Upgrade to the Flash 9 viewer for enhanced content, including the ability to browse & search through your favorite titles.
Click here to learn more!
“The Icarus Girl is an astonishing achievement.” —Sunday Telegraph (London)
Jessamy “Jess” Harrison is eight years old. Sensitive, whimsical, possessed of an extraordinary and powerful imagination, she spends hours writing haiku, reading Shakespeare, or simply hiding in the dark warmth of the airing cupboard. As the child of an English father and a Nigerian mother, Jess just can’t shake off the feeling of being alone wherever she goes, and the other kids in her class are wary of her tendency to succumb to terrified fits of screaming. Believing that a change from her English environment might be the perfect antidote to Jess’s alarming mood swings, her parents whisk her off to Nigeria for the first time where she meets her mother’s family—including her formidable grandfather.
Jess’s adjustment to Nigeria is only beginning when she encounters Titiola, or TillyTilly, a ragged little girl her own age. To Jess, it seems that, at last, she has found someone who will understand her. But gradually, TillyTilly’s visits become more disturbing, making Jess start to realize that she doesn’t know who TillyTilly is at all.
Lyrical, haunting, and compelling, The Icarus Girl draws on Nigerian mythology to present a strikingly original variation on a classic literary theme: the existence of “doubles,” both real and spiritual, who play havoc with our perceptions and our lives. A story of twins and ghosts, of a little girl growing up between cultures and colors, this book heralds the arrival of a remarkable new talent.
“A masterly first novel. . . . Oyeyemi brilliantly conjures up the raw emotions and playground banter of childhood.” —The New York Times Book Review
“Remarkable. . . . A beautifully written and hauntingly memorable debut novel. . . . The most vivid, sharply etched, and authentic writing is firmly centered in reality, in the heartbreaking descriptions of a young mixed-race child grappling not only with cultural dislocation, but with the tribulations of growing up and self-identity in a complicated world.”—The Boston Globe
“Oyeyemi deftly weaves Nigerian mythology and magic realism into a supspenseful, lyrical—and sometimes funny—tale that leads to an unpredictable finish.” —Newsweek
“A book about a precocious girl written by a precocious girl. . . . When older writers create child narrators, they often either romanticize childhood as a time when everything seemed possible, or cast it in an obscuring shadow. . . . But Oyeyemi writes about childhood as if she were not inventing but truly remembering it, not through the distancing lens of time, but as scary and magical as it really was.” —San Francisco Chronicle
“Provides evidence of a vivid imagination capable of moving freely between cultures and continents. . . . This bold curiosity bodes well not only for Oyeyemi's career as a writer , but also for the future of British literature.”—The Washington Post Book World
“Remarkable. . . . As original as it is unsettling, The Icarus Girl runs straught at the heart of what it means to belong.”—O Magazine
“Oyeyemi looks set to claim her own place in a list of English-language Nigerian authors that includes Amos Tutuola, Chinua Achebe and, more recently, Ben Okri.” —Financial Times (London)
“The Icarus Girl is a dark enchantment that leads readers into the recesses of a young girl’s fevered psyche.
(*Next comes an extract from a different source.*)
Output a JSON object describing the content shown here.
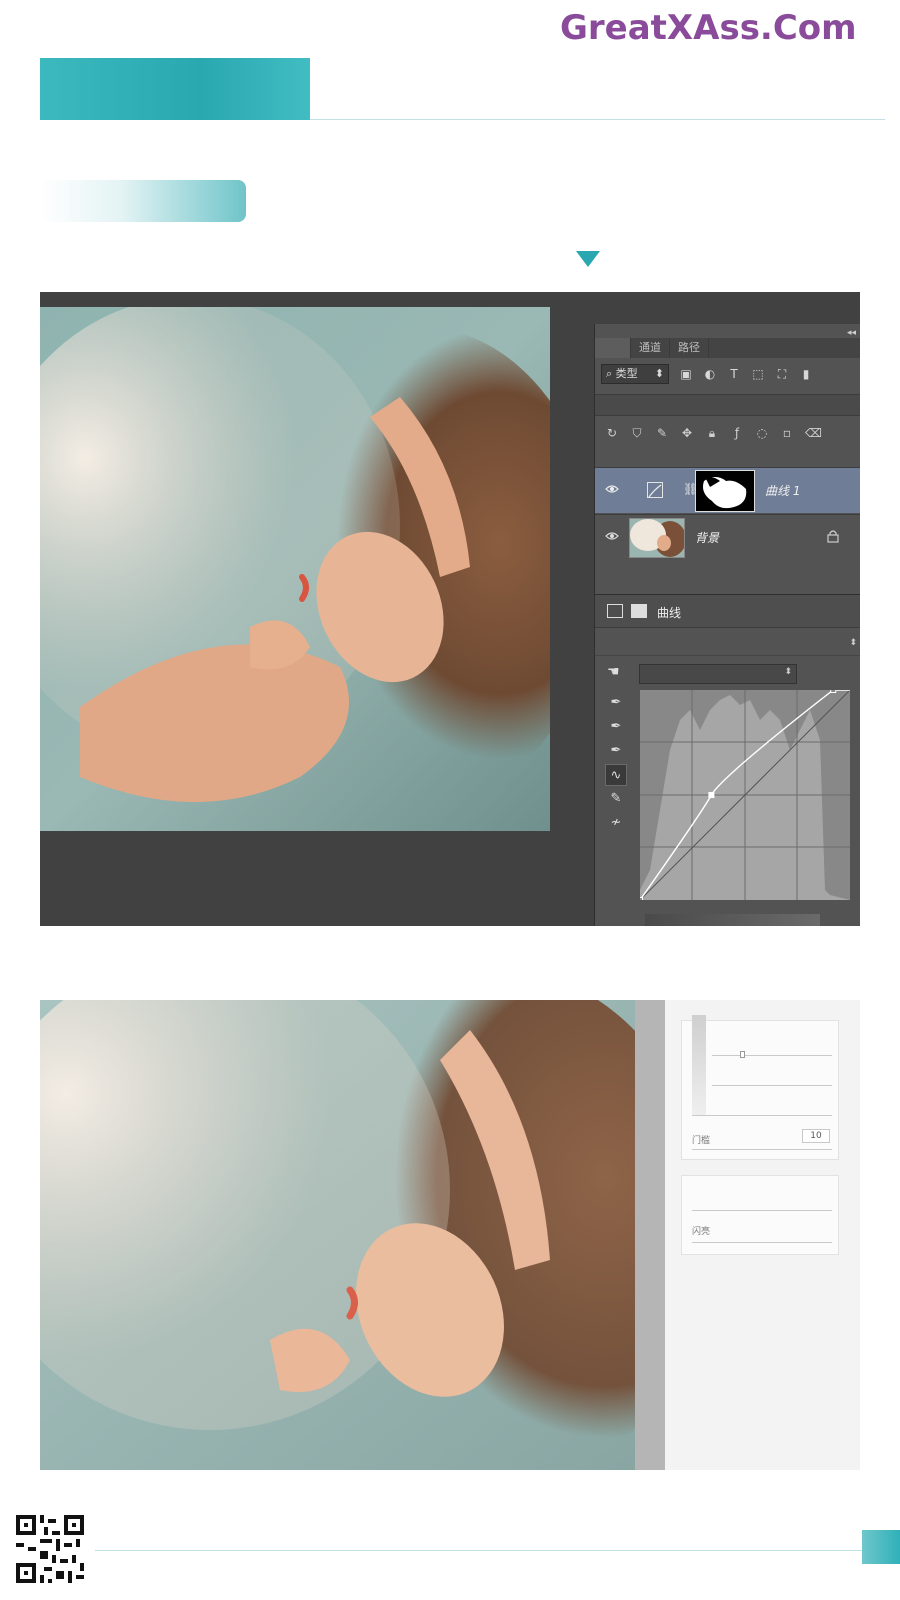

A bewitching tale of childhood joy and wonder, pain, loss, and cultural estrangement.” —Kerri Sakamoto, author of The Electrical Field and One Hundred Million Hearts
“The Icarus Girl is a beautifully imagined and lyrically executed novel. At turns dark and funny, it is always balanced by an expansive light. Oyeyemi is a gifted writer.” —Chris Abani, author of GraceLand